### Work task
Retype every record exactly. Skip the images.
########################################
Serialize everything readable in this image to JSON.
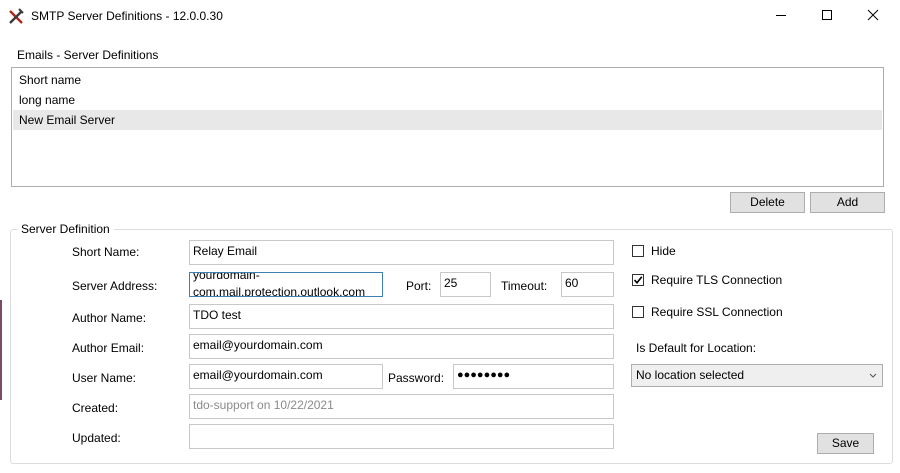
{
  "window": {
    "title": "SMTP Server Definitions - 12.0.0.30",
    "app_icon": "tools-x-icon",
    "controls": {
      "minimize": "minimize-icon",
      "maximize": "maximize-icon",
      "close": "close-icon"
    }
  },
  "server_list": {
    "label": "Emails - Server Definitions",
    "items": [
      {
        "label": "Short name"
      },
      {
        "label": "long name"
      },
      {
        "label": "New Email Server"
      }
    ],
    "selected_index": 2
  },
  "list_buttons": {
    "delete": "Delete",
    "add": "Add"
  },
  "server_definition": {
    "group_label": "Server Definition",
    "short_name": {
      "label": "Short Name:",
      "value": "Relay Email"
    },
    "server_address": {
      "label": "Server Address:",
      "value_line1": "yourdomain-",
      "value_line2": "com.mail.protection.outlook.com"
    },
    "port": {
      "label": "Port:",
      "value": "25"
    },
    "timeout": {
      "label": "Timeout:",
      "value": "60"
    },
    "author_name": {
      "label": "Author Name:",
      "value": "TDO test"
    },
    "author_email": {
      "label": "Author Email:",
      "value": "email@yourdomain.com"
    },
    "user_name": {
      "label": "User Name:",
      "value": "email@yourdomain.com"
    },
    "password": {
      "label": "Password:",
      "value": "●●●●●●●●"
    },
    "created": {
      "label": "Created:",
      "value": "tdo-support on 10/22/2021"
    },
    "updated": {
      "label": "Updated:",
      "value": ""
    },
    "hide": {
      "label": "Hide",
      "checked": false
    },
    "require_tls": {
      "label": "Require TLS Connection",
      "checked": true
    },
    "require_ssl": {
      "label": "Require SSL Connection",
      "checked": false
    },
    "default_location": {
      "label": "Is Default for Location:",
      "selected": "No location selected"
    },
    "save": "Save"
  },
  "colors": {
    "selection": "#e8e8e8",
    "button_face": "#e1e1e1",
    "border": "#adadad",
    "focus_border": "#3c7fb1"
  }
}
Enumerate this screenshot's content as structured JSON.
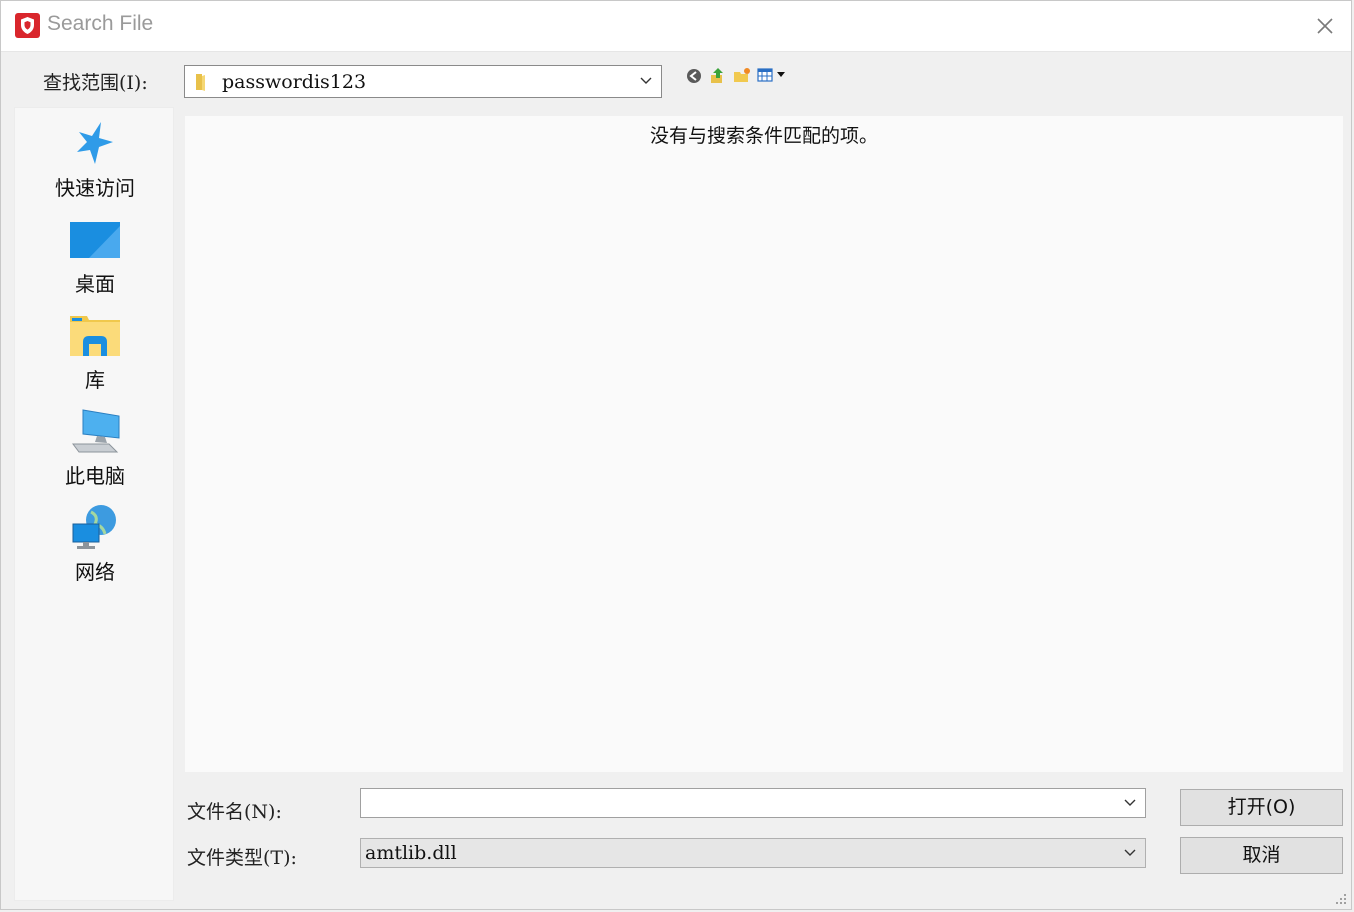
{
  "window": {
    "title": "Search File"
  },
  "lookin": {
    "label": "查找范围(I):",
    "value": "passwordis123"
  },
  "toolbar": {
    "icons": [
      "back-icon",
      "up-folder-icon",
      "new-folder-icon",
      "view-menu-icon"
    ]
  },
  "places": [
    {
      "label": "快速访问",
      "icon": "star-icon"
    },
    {
      "label": "桌面",
      "icon": "desktop-icon"
    },
    {
      "label": "库",
      "icon": "library-icon"
    },
    {
      "label": "此电脑",
      "icon": "computer-icon"
    },
    {
      "label": "网络",
      "icon": "network-icon"
    }
  ],
  "filelist": {
    "empty_message": "没有与搜索条件匹配的项。"
  },
  "filename": {
    "label": "文件名(N):",
    "value": ""
  },
  "filetype": {
    "label": "文件类型(T):",
    "value": "amtlib.dll"
  },
  "buttons": {
    "open": "打开(O)",
    "cancel": "取消"
  },
  "colors": {
    "brand": "#d9262c",
    "accent": "#1e90e8"
  }
}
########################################
### Completed exercise
Serialize everything readable in this image to JSON.
{
  "window": {
    "title": "SMTP Server Definitions - 12.0.0.30",
    "app_icon": "tools-x-icon",
    "controls": {
      "minimize": "minimize-icon",
      "maximize": "maximize-icon",
      "close": "close-icon"
    }
  },
  "server_list": {
    "label": "Emails - Server Definitions",
    "items": [
      {
        "label": "Short name"
      },
      {
        "label": "long name"
      },
      {
        "label": "New Email Server"
      }
    ],
    "selected_index": 2
  },
  "list_buttons": {
    "delete": "Delete",
    "add": "Add"
  },
  "server_definition": {
    "group_label": "Server Definition",
    "short_name": {
      "label": "Short Name:",
      "value": "Relay Email"
    },
    "server_address": {
      "label": "Server Address:",
      "value_line1": "yourdomain-",
      "value_line2": "com.mail.protection.outlook.com"
    },
    "port": {
      "label": "Port:",
      "value": "25"
    },
    "timeout": {
      "label": "Timeout:",
      "value": "60"
    },
    "author_name": {
      "label": "Author Name:",
      "value": "TDO test"
    },
    "author_email": {
      "label": "Author Email:",
      "value": "email@yourdomain.com"
    },
    "user_name": {
      "label": "User Name:",
      "value": "email@yourdomain.com"
    },
    "password": {
      "label": "Password:",
      "value": "●●●●●●●●"
    },
    "created": {
      "label": "Created:",
      "value": "tdo-support on 10/22/2021"
    },
    "updated": {
      "label": "Updated:",
      "value": ""
    },
    "hide": {
      "label": "Hide",
      "checked": false
    },
    "require_tls": {
      "label": "Require TLS Connection",
      "checked": true
    },
    "require_ssl": {
      "label": "Require SSL Connection",
      "checked": false
    },
    "default_location": {
      "label": "Is Default for Location:",
      "selected": "No location selected"
    },
    "save": "Save"
  },
  "colors": {
    "selection": "#e8e8e8",
    "button_face": "#e1e1e1",
    "border": "#adadad",
    "focus_border": "#3c7fb1"
  }
}
Enumerate this screenshot's content as structured JSON.
{
  "window": {
    "title": "Search File"
  },
  "lookin": {
    "label": "查找范围(I):",
    "value": "passwordis123"
  },
  "toolbar": {
    "icons": [
      "back-icon",
      "up-folder-icon",
      "new-folder-icon",
      "view-menu-icon"
    ]
  },
  "places": [
    {
      "label": "快速访问",
      "icon": "star-icon"
    },
    {
      "label": "桌面",
      "icon": "desktop-icon"
    },
    {
      "label": "库",
      "icon": "library-icon"
    },
    {
      "label": "此电脑",
      "icon": "computer-icon"
    },
    {
      "label": "网络",
      "icon": "network-icon"
    }
  ],
  "filelist": {
    "empty_message": "没有与搜索条件匹配的项。"
  },
  "filename": {
    "label": "文件名(N):",
    "value": ""
  },
  "filetype": {
    "label": "文件类型(T):",
    "value": "amtlib.dll"
  },
  "buttons": {
    "open": "打开(O)",
    "cancel": "取消"
  },
  "colors": {
    "brand": "#d9262c",
    "accent": "#1e90e8"
  }
}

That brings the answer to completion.